Dataset rows describing interfaces:
* * *
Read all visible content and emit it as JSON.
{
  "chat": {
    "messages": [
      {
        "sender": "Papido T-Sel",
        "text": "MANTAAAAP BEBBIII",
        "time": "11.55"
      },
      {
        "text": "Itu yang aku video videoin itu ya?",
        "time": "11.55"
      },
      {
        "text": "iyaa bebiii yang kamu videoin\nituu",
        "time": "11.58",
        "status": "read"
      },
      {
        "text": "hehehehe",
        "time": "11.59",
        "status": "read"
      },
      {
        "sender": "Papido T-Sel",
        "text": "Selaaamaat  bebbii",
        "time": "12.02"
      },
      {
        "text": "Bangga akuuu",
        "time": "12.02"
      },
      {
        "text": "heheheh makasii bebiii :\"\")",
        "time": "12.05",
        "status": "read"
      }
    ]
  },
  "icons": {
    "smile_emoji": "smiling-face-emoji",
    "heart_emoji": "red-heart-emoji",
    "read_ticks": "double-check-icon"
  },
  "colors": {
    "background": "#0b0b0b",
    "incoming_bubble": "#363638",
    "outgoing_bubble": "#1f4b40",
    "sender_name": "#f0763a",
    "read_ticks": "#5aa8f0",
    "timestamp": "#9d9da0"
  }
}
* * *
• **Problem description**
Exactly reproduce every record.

• **Solution for this task**
Read all visible content and emit it as JSON.
{
  "chat": {
    "messages": [
      {
        "sender": "Papido T-Sel",
        "text": "MANTAAAAP BEBBIII",
        "time": "11.55"
      },
      {
        "text": "Itu yang aku video videoin itu ya?",
        "time": "11.55"
      },
      {
        "text": "iyaa bebiii yang kamu videoin\nituu",
        "time": "11.58",
        "status": "read"
      },
      {
        "text": "hehehehe",
        "time": "11.59",
        "status": "read"
      },
      {
        "sender": "Papido T-Sel",
        "text": "Selaaamaat  bebbii",
        "time": "12.02"
      },
      {
        "text": "Bangga akuuu",
        "time": "12.02"
      },
      {
        "text": "heheheh makasii bebiii :\"\")",
        "time": "12.05",
        "status": "read"
      }
    ]
  },
  "icons": {
    "smile_emoji": "smiling-face-emoji",
    "heart_emoji": "red-heart-emoji",
    "read_ticks": "double-check-icon"
  },
  "colors": {
    "background": "#0b0b0b",
    "incoming_bubble": "#363638",
    "outgoing_bubble": "#1f4b40",
    "sender_name": "#f0763a",
    "read_ticks": "#5aa8f0",
    "timestamp": "#9d9da0"
  }
}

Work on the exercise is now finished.